Ray sustained deep 2nd and 3rd-degree burns over 50% of his body, compounded by the toxic parathion that coated him. Despite dermabrasion and extensive skin grafting, Ray miraculously returned home after just 31 days in Lubbock’s regional burn unit.

In time, life returned to normal for Ray. He taught his son Danny how to hunt, fish, and raise livestock for FFA. Danny remembers how his dad taught him to break a stock steer with a rope and a tractor. Ray found time to accompany his son to livestock events, one of which Danny brought home “best of the show.”

Ray farmed in the Wake community and enjoyed typical West Texas activities, like fishing and hunting. An expert marksman, Ray was labeled by several men in the area as “Mr. Sportsfield” for his love of quail, dove, duck, and goose hunting. 

Never one for sloth, Ray added water locating, gem polishing, and bee-keeping to his enlarging circle of interests. Instead of planes, adventurous Ray found a new interest in motorcycles. For years, Ray, Kay, and Danny all owned their own Yamahas. They often rode in local canyons, finding special joy in going off-road. When they weren’t on their cycles, Ray dug for Indian artifacts among the canyon creek beds.

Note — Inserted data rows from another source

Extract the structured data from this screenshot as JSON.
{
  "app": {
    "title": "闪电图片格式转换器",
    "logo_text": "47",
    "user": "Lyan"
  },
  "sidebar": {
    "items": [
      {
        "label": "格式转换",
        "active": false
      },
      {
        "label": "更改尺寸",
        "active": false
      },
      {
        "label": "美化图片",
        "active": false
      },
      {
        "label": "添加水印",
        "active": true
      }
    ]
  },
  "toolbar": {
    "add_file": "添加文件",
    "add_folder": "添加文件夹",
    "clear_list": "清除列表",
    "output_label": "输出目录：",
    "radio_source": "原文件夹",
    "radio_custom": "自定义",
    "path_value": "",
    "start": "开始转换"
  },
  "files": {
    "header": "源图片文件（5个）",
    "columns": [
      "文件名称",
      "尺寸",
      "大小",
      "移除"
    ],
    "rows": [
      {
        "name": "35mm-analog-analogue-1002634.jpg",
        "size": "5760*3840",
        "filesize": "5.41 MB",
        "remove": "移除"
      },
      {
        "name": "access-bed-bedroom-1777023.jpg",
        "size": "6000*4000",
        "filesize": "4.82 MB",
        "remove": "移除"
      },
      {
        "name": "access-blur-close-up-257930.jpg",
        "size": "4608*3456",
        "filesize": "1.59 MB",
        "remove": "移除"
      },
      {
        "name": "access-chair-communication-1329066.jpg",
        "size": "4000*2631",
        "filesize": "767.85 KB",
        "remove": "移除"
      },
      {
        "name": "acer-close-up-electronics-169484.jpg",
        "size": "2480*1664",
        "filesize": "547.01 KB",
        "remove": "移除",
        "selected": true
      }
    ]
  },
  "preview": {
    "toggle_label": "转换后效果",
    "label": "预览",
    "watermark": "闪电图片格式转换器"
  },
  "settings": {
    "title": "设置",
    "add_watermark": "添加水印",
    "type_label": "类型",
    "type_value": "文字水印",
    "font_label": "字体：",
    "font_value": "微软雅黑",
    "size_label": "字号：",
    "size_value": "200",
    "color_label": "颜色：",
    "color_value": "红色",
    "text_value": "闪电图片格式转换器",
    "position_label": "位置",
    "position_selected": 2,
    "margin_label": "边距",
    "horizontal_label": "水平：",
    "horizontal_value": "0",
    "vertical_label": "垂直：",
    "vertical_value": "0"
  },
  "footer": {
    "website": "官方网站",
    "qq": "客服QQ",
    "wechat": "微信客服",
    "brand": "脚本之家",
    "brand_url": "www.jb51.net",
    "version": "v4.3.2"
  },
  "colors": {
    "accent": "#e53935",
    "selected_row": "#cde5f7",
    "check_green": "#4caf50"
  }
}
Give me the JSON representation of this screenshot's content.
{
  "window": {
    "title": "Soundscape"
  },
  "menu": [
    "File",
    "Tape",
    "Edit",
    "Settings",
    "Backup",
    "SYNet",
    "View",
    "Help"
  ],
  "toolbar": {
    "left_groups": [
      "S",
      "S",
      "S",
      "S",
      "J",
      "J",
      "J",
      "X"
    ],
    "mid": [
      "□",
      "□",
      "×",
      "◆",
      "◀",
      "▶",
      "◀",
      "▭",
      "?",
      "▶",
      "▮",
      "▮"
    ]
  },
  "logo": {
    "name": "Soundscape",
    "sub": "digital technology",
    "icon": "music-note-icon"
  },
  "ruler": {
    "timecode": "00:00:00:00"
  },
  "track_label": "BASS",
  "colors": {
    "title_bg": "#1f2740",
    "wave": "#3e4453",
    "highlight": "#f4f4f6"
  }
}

One year, he entered his impressive display of flint arrowheads at the South Plains Fair and won a blue ribbon.

Ray was the perfect game player. Playing to laugh rather than to win, Ray made sure every opponent came away from the game with self-esteem and a smile. My daughter Hilary remembers how he liked to tease Kay with comments like, “Mama! That wasn’t a kind thing to do!” whenever Kay jumped him in Chinese checkers. Of course, there was nothing Asian about these checkers, for Ray renamed it “Bogity, Bogidy.” According to the number on the roll, Ray verbalized every move. “Bogidy, bogidy… bogidy… bogidy…” After gaming with Uncle Ray, Hilary knew he would sneak them to the freezer for cherry bombs and banana fudge pops. Ray always had a sweet tooth. 

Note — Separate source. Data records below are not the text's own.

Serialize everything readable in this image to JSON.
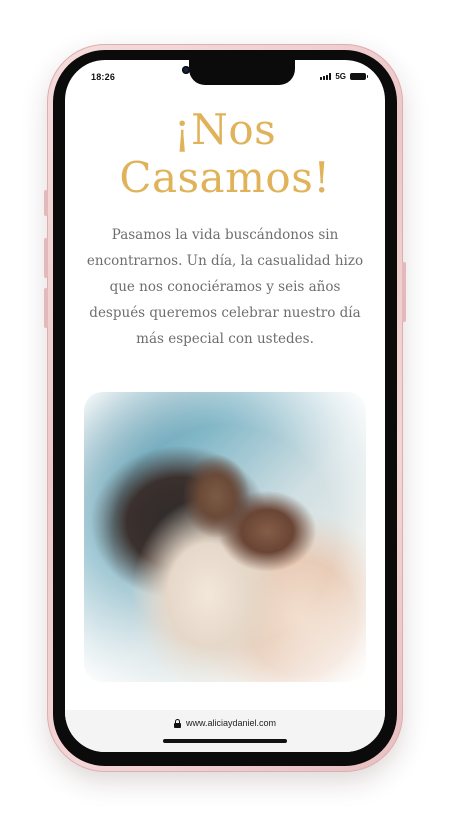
{
  "status_bar": {
    "time": "18:26",
    "network": "5G"
  },
  "page": {
    "headline_line1": "¡Nos",
    "headline_line2": "Casamos!",
    "intro_text": "Pasamos la vida buscándonos sin encontrarnos. Un día, la casualidad hizo que nos conociéramos y seis años después queremos celebrar nuestro día más especial con ustedes."
  },
  "browser": {
    "url": "www.aliciaydaniel.com",
    "lock_icon": "lock-icon"
  },
  "colors": {
    "accent": "#e0b35a",
    "body_text": "#6e6e6e",
    "phone_frame": "#edc8c9"
  }
}
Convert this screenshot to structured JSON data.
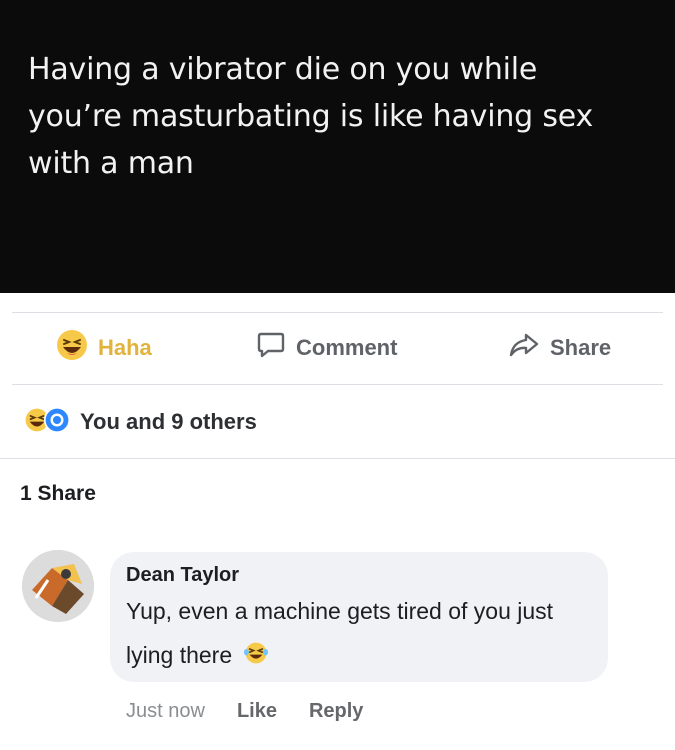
{
  "post": {
    "text": "Having a vibrator die on you while you’re masturbating is like having sex with a man"
  },
  "actions": {
    "haha_label": "Haha",
    "comment_label": "Comment",
    "share_label": "Share"
  },
  "reactions": {
    "summary": "You and 9 others",
    "icons": [
      "haha-emoji-icon",
      "care-emoji-icon"
    ]
  },
  "shares": {
    "count_text": "1 Share"
  },
  "comment": {
    "author": "Dean Taylor",
    "text": "Yup, even a machine gets tired of you just lying there",
    "emoji": "laughing-emoji-icon",
    "time": "Just now",
    "like_label": "Like",
    "reply_label": "Reply"
  },
  "colors": {
    "haha_accent": "#e2b33c",
    "image_background": "#0b0b0b",
    "bubble_background": "#f0f2f5",
    "muted_text": "#65676b"
  }
}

For years, Ray planted a handful of fruit trees everywhere he lived. As he learned more about different varieties and techniques, Ray was particularly interested in grafting. Through statewide grafting seminars, he became an expert at grafting his trees for multiple flavors and combinations. But he needed his own orchard.

In 1993, Ray and Kay bought the one-screen, 400-car Capada Drive-In outside Floydada. By this time, Ray worked for the City of Floydada and had more regular hours than farming afforded. He took down the screen, the ticket booth, and most fencing to leave plenty of room to plant pecan and fruit trees in his free time. He modified the former concession stand to double as a barn and storage unit. Over 30 trees were in full bloom on the estate within a few years. No wonder his mother-in-law dubbed Ray “Johnny Appleseed!”

One of the first times our daughter Hannah took her new husband Steve to Floydada, Ray took Steve with him to fell a tree for a church member. With a borrowed bucket truck from the City, Ray and Steve raised the mechanism as high as the bucket would extend. 

Since both Steve and Ray exceeded 200 pounds, Steve expressed concern about the 250 lb limit on the bucket. Ray told his new nephew, “Oh, it’ll be alright. Just don’t tell Mama.” Once the bucket topped its height, Ray climbed out of the bucket into the tree. Unharnessed, he asked Steve to pass him the chainsaw and proceeded to cut and drop limbs. Anytime Steve questioned his safety, Ray met him with the same reply, “It’ll be alright. Just don’t tell Mama.” Even botany couldn’t take the risk-taker out of Ray.

Top-notch Marine, avid pilot, water diviner. Beekeeper, gem cutter, expert marksman. Archeologist, horticulturist, fisherman. All of these and more were what Ray did. But if you had the gift of knowing who Ray was, you knew a man who was: quiet, patient, sympathetic, kind, inoffensive, steady, competent, peaceful, agreeable, and compassionate. He was a good listener, an enjoyable companion, and a fun game player. Ray was easy to get along with, good under pressure, and always sought the most peaceable outcome. He was an honorable father, a loving husband, a devoted family member, and a loyal friend. He was a Jesus follower and a real-deal Christian who lived out God’s Word rather than arguing about it. Ray Tinney was a clear light showing brightly in our very dark world. 

And I, for one, am going to miss him.